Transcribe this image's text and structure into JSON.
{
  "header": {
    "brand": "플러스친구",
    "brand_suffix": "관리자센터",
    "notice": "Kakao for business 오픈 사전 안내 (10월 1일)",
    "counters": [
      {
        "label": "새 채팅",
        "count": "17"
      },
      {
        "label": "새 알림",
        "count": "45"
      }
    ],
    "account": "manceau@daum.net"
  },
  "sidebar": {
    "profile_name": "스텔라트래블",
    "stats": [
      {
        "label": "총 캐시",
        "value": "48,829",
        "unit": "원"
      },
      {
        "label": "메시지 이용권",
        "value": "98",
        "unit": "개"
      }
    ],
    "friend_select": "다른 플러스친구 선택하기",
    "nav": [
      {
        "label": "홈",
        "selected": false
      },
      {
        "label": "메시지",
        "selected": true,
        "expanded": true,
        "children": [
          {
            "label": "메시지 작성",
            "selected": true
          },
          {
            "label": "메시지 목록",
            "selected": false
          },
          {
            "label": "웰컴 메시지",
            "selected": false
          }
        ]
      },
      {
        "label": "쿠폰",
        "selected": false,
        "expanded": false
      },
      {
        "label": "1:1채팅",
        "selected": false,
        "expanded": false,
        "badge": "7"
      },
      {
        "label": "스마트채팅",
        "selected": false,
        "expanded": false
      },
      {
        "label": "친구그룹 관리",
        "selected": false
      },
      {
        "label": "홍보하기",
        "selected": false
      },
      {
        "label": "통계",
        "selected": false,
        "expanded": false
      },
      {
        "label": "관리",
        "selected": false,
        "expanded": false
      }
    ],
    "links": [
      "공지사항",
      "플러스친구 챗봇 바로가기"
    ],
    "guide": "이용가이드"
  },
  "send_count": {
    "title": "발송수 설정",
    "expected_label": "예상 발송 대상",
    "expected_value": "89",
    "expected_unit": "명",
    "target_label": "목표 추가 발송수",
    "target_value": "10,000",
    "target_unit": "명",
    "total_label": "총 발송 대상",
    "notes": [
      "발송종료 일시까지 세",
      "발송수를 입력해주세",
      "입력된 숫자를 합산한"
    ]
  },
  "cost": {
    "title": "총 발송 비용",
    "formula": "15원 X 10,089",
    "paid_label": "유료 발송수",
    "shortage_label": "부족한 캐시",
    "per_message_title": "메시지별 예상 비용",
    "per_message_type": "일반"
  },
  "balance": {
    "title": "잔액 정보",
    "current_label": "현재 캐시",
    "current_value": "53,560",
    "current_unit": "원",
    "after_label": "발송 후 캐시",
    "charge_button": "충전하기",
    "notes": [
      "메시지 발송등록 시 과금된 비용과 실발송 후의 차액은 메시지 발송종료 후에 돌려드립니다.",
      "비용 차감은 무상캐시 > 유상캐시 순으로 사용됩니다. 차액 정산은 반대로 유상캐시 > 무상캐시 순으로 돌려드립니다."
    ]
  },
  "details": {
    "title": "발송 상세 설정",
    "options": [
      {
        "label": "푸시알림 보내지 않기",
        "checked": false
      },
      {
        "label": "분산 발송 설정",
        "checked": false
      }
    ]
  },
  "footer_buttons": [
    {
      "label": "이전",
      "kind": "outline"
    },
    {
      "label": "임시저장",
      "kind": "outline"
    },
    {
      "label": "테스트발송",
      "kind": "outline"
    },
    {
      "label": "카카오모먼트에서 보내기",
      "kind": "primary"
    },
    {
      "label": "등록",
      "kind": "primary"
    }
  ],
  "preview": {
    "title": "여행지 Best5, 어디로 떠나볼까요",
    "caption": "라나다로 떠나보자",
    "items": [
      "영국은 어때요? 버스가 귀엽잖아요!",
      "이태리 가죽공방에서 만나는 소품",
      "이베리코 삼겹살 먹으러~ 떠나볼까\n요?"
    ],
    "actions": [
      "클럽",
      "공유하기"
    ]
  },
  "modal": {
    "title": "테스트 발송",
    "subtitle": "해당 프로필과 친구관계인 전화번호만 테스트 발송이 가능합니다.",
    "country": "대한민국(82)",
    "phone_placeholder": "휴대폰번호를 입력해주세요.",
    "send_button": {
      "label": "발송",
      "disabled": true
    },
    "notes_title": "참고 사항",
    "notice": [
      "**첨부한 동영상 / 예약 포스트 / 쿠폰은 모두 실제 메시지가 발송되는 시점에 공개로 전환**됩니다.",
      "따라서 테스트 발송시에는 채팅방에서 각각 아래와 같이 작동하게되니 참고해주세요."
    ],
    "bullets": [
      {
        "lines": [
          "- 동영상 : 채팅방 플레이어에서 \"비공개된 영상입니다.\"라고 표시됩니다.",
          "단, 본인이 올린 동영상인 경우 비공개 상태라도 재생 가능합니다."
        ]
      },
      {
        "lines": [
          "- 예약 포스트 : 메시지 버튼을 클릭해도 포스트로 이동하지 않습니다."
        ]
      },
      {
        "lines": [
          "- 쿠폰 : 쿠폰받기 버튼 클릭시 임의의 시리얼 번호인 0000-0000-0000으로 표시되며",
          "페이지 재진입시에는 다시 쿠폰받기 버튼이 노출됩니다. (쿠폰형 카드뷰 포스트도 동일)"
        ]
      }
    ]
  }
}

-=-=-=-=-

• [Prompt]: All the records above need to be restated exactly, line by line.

• [Solution for this task]:
Transcribe this image's text and structure into JSON.
{
  "header": {
    "brand": "플러스친구",
    "brand_suffix": "관리자센터",
    "notice": "Kakao for business 오픈 사전 안내 (10월 1일)",
    "counters": [
      {
        "label": "새 채팅",
        "count": "17"
      },
      {
        "label": "새 알림",
        "count": "45"
      }
    ],
    "account": "manceau@daum.net"
  },
  "sidebar": {
    "profile_name": "스텔라트래블",
    "stats": [
      {
        "label": "총 캐시",
        "value": "48,829",
        "unit": "원"
      },
      {
        "label": "메시지 이용권",
        "value": "98",
        "unit": "개"
      }
    ],
    "friend_select": "다른 플러스친구 선택하기",
    "nav": [
      {
        "label": "홈",
        "selected": false
      },
      {
        "label": "메시지",
        "selected": true,
        "expanded": true,
        "children": [
          {
            "label": "메시지 작성",
            "selected": true
          },
          {
            "label": "메시지 목록",
            "selected": false
          },
          {
            "label": "웰컴 메시지",
            "selected": false
          }
        ]
      },
      {
        "label": "쿠폰",
        "selected": false,
        "expanded": false
      },
      {
        "label": "1:1채팅",
        "selected": false,
        "expanded": false,
        "badge": "7"
      },
      {
        "label": "스마트채팅",
        "selected": false,
        "expanded": false
      },
      {
        "label": "친구그룹 관리",
        "selected": false
      },
      {
        "label": "홍보하기",
        "selected": false
      },
      {
        "label": "통계",
        "selected": false,
        "expanded": false
      },
      {
        "label": "관리",
        "selected": false,
        "expanded": false
      }
    ],
    "links": [
      "공지사항",
      "플러스친구 챗봇 바로가기"
    ],
    "guide": "이용가이드"
  },
  "send_count": {
    "title": "발송수 설정",
    "expected_label": "예상 발송 대상",
    "expected_value": "89",
    "expected_unit": "명",
    "target_label": "목표 추가 발송수",
    "target_value": "10,000",
    "target_unit": "명",
    "total_label": "총 발송 대상",
    "notes": [
      "발송종료 일시까지 세",
      "발송수를 입력해주세",
      "입력된 숫자를 합산한"
    ]
  },
  "cost": {
    "title": "총 발송 비용",
    "formula": "15원 X 10,089",
    "paid_label": "유료 발송수",
    "shortage_label": "부족한 캐시",
    "per_message_title": "메시지별 예상 비용",
    "per_message_type": "일반"
  },
  "balance": {
    "title": "잔액 정보",
    "current_label": "현재 캐시",
    "current_value": "53,560",
    "current_unit": "원",
    "after_label": "발송 후 캐시",
    "charge_button": "충전하기",
    "notes": [
      "메시지 발송등록 시 과금된 비용과 실발송 후의 차액은 메시지 발송종료 후에 돌려드립니다.",
      "비용 차감은 무상캐시 > 유상캐시 순으로 사용됩니다. 차액 정산은 반대로 유상캐시 > 무상캐시 순으로 돌려드립니다."
    ]
  },
  "details": {
    "title": "발송 상세 설정",
    "options": [
      {
        "label": "푸시알림 보내지 않기",
        "checked": false
      },
      {
        "label": "분산 발송 설정",
        "checked": false
      }
    ]
  },
  "footer_buttons": [
    {
      "label": "이전",
      "kind": "outline"
    },
    {
      "label": "임시저장",
      "kind": "outline"
    },
    {
      "label": "테스트발송",
      "kind": "outline"
    },
    {
      "label": "카카오모먼트에서 보내기",
      "kind": "primary"
    },
    {
      "label": "등록",
      "kind": "primary"
    }
  ],
  "preview": {
    "title": "여행지 Best5, 어디로 떠나볼까요",
    "caption": "라나다로 떠나보자",
    "items": [
      "영국은 어때요? 버스가 귀엽잖아요!",
      "이태리 가죽공방에서 만나는 소품",
      "이베리코 삼겹살 먹으러~ 떠나볼까\n요?"
    ],
    "actions": [
      "클럽",
      "공유하기"
    ]
  },
  "modal": {
    "title": "테스트 발송",
    "subtitle": "해당 프로필과 친구관계인 전화번호만 테스트 발송이 가능합니다.",
    "country": "대한민국(82)",
    "phone_placeholder": "휴대폰번호를 입력해주세요.",
    "send_button": {
      "label": "발송",
      "disabled": true
    },
    "notes_title": "참고 사항",
    "notice": [
      "**첨부한 동영상 / 예약 포스트 / 쿠폰은 모두 실제 메시지가 발송되는 시점에 공개로 전환**됩니다.",
      "따라서 테스트 발송시에는 채팅방에서 각각 아래와 같이 작동하게되니 참고해주세요."
    ],
    "bullets": [
      {
        "lines": [
          "- 동영상 : 채팅방 플레이어에서 \"비공개된 영상입니다.\"라고 표시됩니다.",
          "단, 본인이 올린 동영상인 경우 비공개 상태라도 재생 가능합니다."
        ]
      },
      {
        "lines": [
          "- 예약 포스트 : 메시지 버튼을 클릭해도 포스트로 이동하지 않습니다."
        ]
      },
      {
        "lines": [
          "- 쿠폰 : 쿠폰받기 버튼 클릭시 임의의 시리얼 번호인 0000-0000-0000으로 표시되며",
          "페이지 재진입시에는 다시 쿠폰받기 버튼이 노출됩니다. (쿠폰형 카드뷰 포스트도 동일)"
        ]
      }
    ]
  }
}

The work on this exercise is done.